■ Exercise details: Reproduce the records below exactly, leaving their images out.
══ Records provided ══
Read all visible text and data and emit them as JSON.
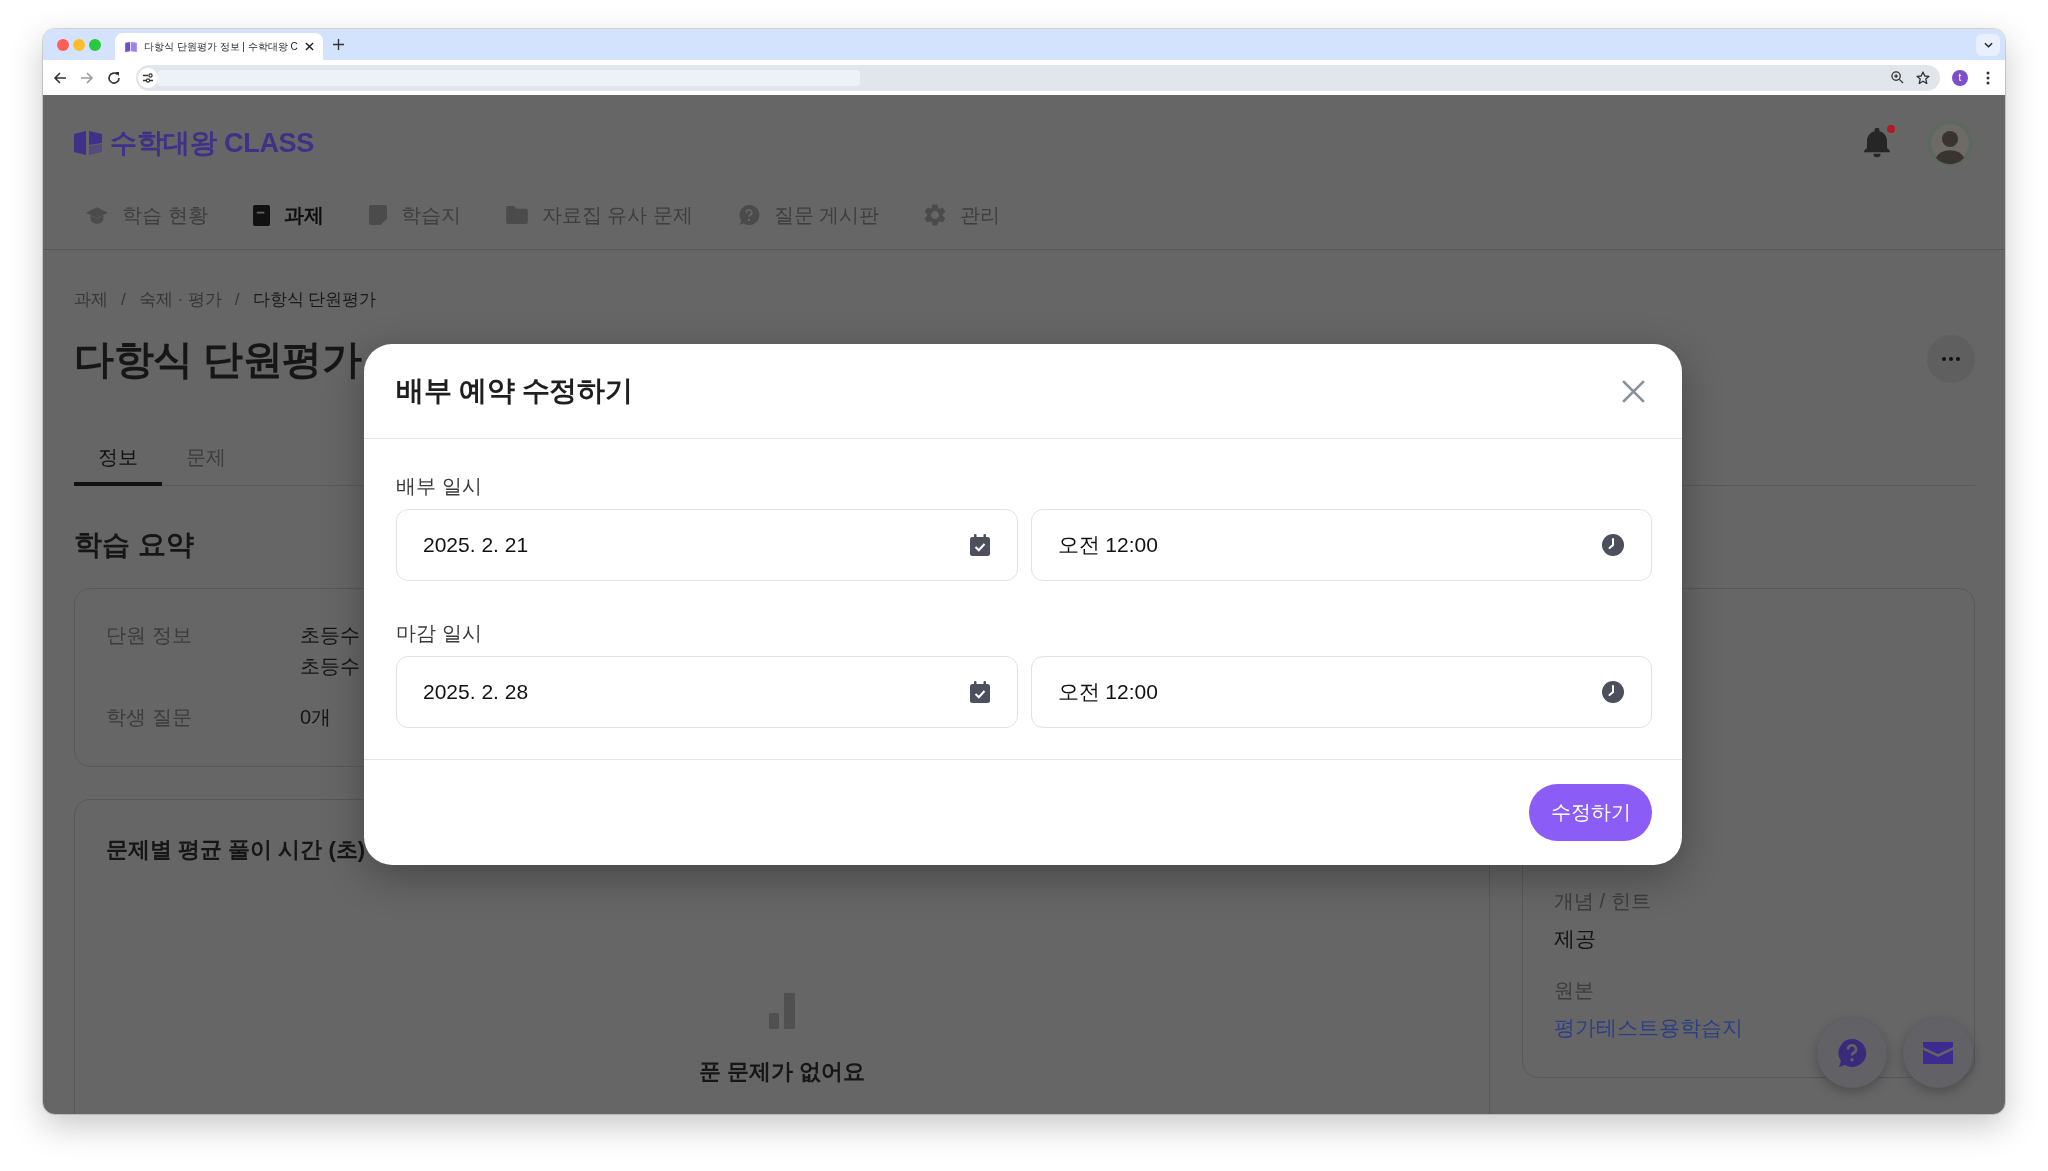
{
  "browser": {
    "tab_title": "다항식 단원평가 정보 | 수학대왕 C",
    "profile_initial": "t"
  },
  "header": {
    "logo": "수학대왕 CLASS",
    "has_unread": true
  },
  "nav": [
    {
      "label": "학습 현황",
      "selected": false
    },
    {
      "label": "과제",
      "selected": true
    },
    {
      "label": "학습지",
      "selected": false
    },
    {
      "label": "자료집 유사 문제",
      "selected": false
    },
    {
      "label": "질문 게시판",
      "selected": false
    },
    {
      "label": "관리",
      "selected": false
    }
  ],
  "breadcrumb": {
    "items": [
      "과제",
      "숙제 · 평가",
      "다항식 단원평가"
    ],
    "separators": [
      "/",
      "/"
    ]
  },
  "title": "다항식 단원평가",
  "tabs": [
    {
      "label": "정보",
      "selected": true
    },
    {
      "label": "문제",
      "selected": false
    }
  ],
  "summary": {
    "heading": "학습 요약",
    "rows": [
      {
        "label": "단원 정보",
        "values": [
          "초등수",
          "초등수"
        ]
      },
      {
        "label": "학생 질문",
        "values": [
          "0개"
        ]
      }
    ]
  },
  "chart_card": {
    "title": "문제별 평균 풀이 시간 (초)",
    "empty_message": "푼 문제가 없어요"
  },
  "details": [
    {
      "kind": "text",
      "label": "개념 / 힌트",
      "value": "제공"
    },
    {
      "kind": "link",
      "label": "원본",
      "value": "평가테스트용학습지"
    }
  ],
  "modal": {
    "title": "배부 예약 수정하기",
    "fields": [
      {
        "label": "배부 일시",
        "date": "2025. 2. 21",
        "time": "오전 12:00"
      },
      {
        "label": "마감 일시",
        "date": "2025. 2. 28",
        "time": "오전 12:00"
      }
    ],
    "submit": "수정하기"
  }
}
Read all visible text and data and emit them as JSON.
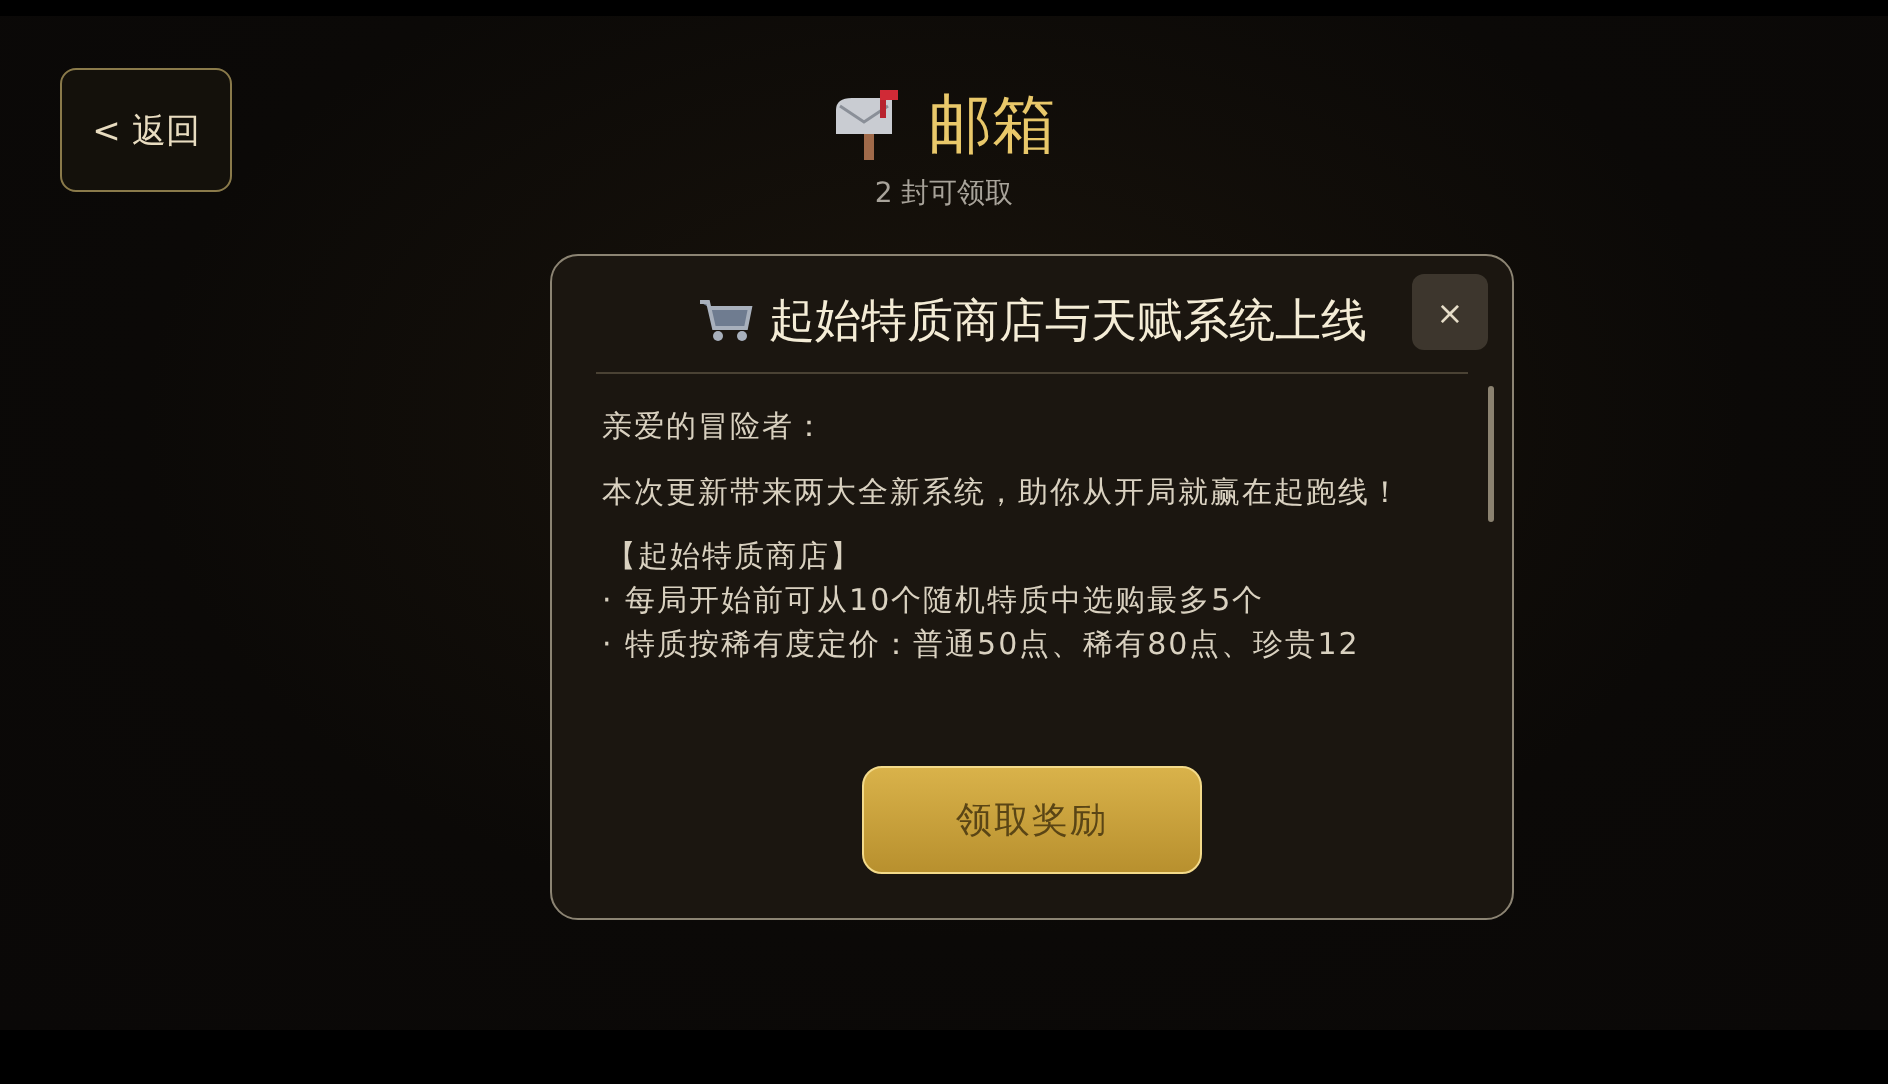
{
  "header": {
    "back_button": "< 返回",
    "title": "邮箱",
    "subtitle": "2 封可领取"
  },
  "mail": {
    "title": "起始特质商店与天赋系统上线",
    "close": "×",
    "body": [
      {
        "kind": "paragraph",
        "text": "亲爱的冒险者："
      },
      {
        "kind": "paragraph",
        "text": "本次更新带来两大全新系统，助你从开局就赢在起跑线！"
      },
      {
        "kind": "heading",
        "text": "【起始特质商店】"
      },
      {
        "kind": "bullet",
        "text": "· 每局开始前可从10个随机特质中选购最多5个"
      },
      {
        "kind": "bullet",
        "text": "· 特质按稀有度定价：普通50点、稀有80点、珍贵12"
      }
    ],
    "claim_button": "领取奖励"
  }
}
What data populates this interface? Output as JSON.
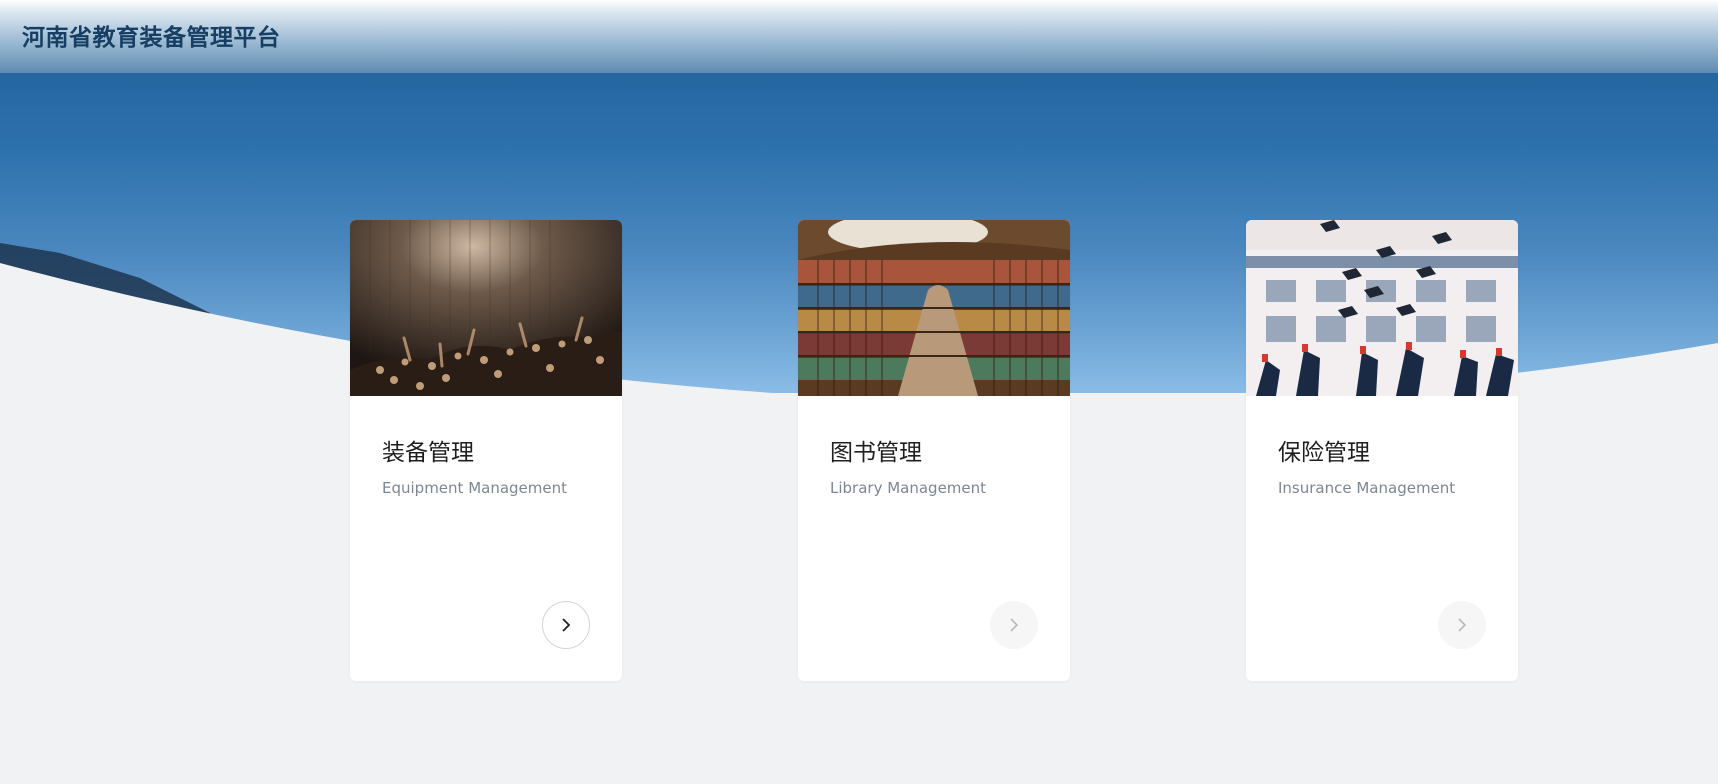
{
  "header": {
    "title": "河南省教育装备管理平台"
  },
  "theme": {
    "header_text": "#163f63",
    "sky": "#2e72ad",
    "page_bg": "#f1f2f4",
    "card_bg": "#ffffff",
    "subtitle": "#7d8793"
  },
  "cards": [
    {
      "title": "装备管理",
      "subtitle": "Equipment Management",
      "image": "concert-crowd-photo",
      "arrow_icon": "chevron-right-icon",
      "arrow_state": "active"
    },
    {
      "title": "图书管理",
      "subtitle": "Library Management",
      "image": "library-bookshelves-photo",
      "arrow_icon": "chevron-right-icon",
      "arrow_state": "inactive"
    },
    {
      "title": "保险管理",
      "subtitle": "Insurance Management",
      "image": "graduation-caps-photo",
      "arrow_icon": "chevron-right-icon",
      "arrow_state": "inactive"
    }
  ]
}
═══
■ Result of the exercise:
Read all visible text and data and emit them as JSON.
{
  "browser": {
    "tab_title": "다항식 단원평가 정보 | 수학대왕 C",
    "profile_initial": "t"
  },
  "header": {
    "logo": "수학대왕 CLASS",
    "has_unread": true
  },
  "nav": [
    {
      "label": "학습 현황",
      "selected": false
    },
    {
      "label": "과제",
      "selected": true
    },
    {
      "label": "학습지",
      "selected": false
    },
    {
      "label": "자료집 유사 문제",
      "selected": false
    },
    {
      "label": "질문 게시판",
      "selected": false
    },
    {
      "label": "관리",
      "selected": false
    }
  ],
  "breadcrumb": {
    "items": [
      "과제",
      "숙제 · 평가",
      "다항식 단원평가"
    ],
    "separators": [
      "/",
      "/"
    ]
  },
  "title": "다항식 단원평가",
  "tabs": [
    {
      "label": "정보",
      "selected": true
    },
    {
      "label": "문제",
      "selected": false
    }
  ],
  "summary": {
    "heading": "학습 요약",
    "rows": [
      {
        "label": "단원 정보",
        "values": [
          "초등수",
          "초등수"
        ]
      },
      {
        "label": "학생 질문",
        "values": [
          "0개"
        ]
      }
    ]
  },
  "chart_card": {
    "title": "문제별 평균 풀이 시간 (초)",
    "empty_message": "푼 문제가 없어요"
  },
  "details": [
    {
      "kind": "text",
      "label": "개념 / 힌트",
      "value": "제공"
    },
    {
      "kind": "link",
      "label": "원본",
      "value": "평가테스트용학습지"
    }
  ],
  "modal": {
    "title": "배부 예약 수정하기",
    "fields": [
      {
        "label": "배부 일시",
        "date": "2025. 2. 21",
        "time": "오전 12:00"
      },
      {
        "label": "마감 일시",
        "date": "2025. 2. 28",
        "time": "오전 12:00"
      }
    ],
    "submit": "수정하기"
  }
}
Read all visible text and data and emit them as JSON.
{
  "header": {
    "back_button": "< 返回",
    "title": "邮箱",
    "subtitle": "2 封可领取"
  },
  "mail": {
    "title": "起始特质商店与天赋系统上线",
    "close": "×",
    "body": [
      {
        "kind": "paragraph",
        "text": "亲爱的冒险者："
      },
      {
        "kind": "paragraph",
        "text": "本次更新带来两大全新系统，助你从开局就赢在起跑线！"
      },
      {
        "kind": "heading",
        "text": "【起始特质商店】"
      },
      {
        "kind": "bullet",
        "text": "· 每局开始前可从10个随机特质中选购最多5个"
      },
      {
        "kind": "bullet",
        "text": "· 特质按稀有度定价：普通50点、稀有80点、珍贵12"
      }
    ],
    "claim_button": "领取奖励"
  }
}
What data populates this interface? Output as JSON.
{
  "header": {
    "title": "河南省教育装备管理平台"
  },
  "theme": {
    "header_text": "#163f63",
    "sky": "#2e72ad",
    "page_bg": "#f1f2f4",
    "card_bg": "#ffffff",
    "subtitle": "#7d8793"
  },
  "cards": [
    {
      "title": "装备管理",
      "subtitle": "Equipment Management",
      "image": "concert-crowd-photo",
      "arrow_icon": "chevron-right-icon",
      "arrow_state": "active"
    },
    {
      "title": "图书管理",
      "subtitle": "Library Management",
      "image": "library-bookshelves-photo",
      "arrow_icon": "chevron-right-icon",
      "arrow_state": "inactive"
    },
    {
      "title": "保险管理",
      "subtitle": "Insurance Management",
      "image": "graduation-caps-photo",
      "arrow_icon": "chevron-right-icon",
      "arrow_state": "inactive"
    }
  ]
}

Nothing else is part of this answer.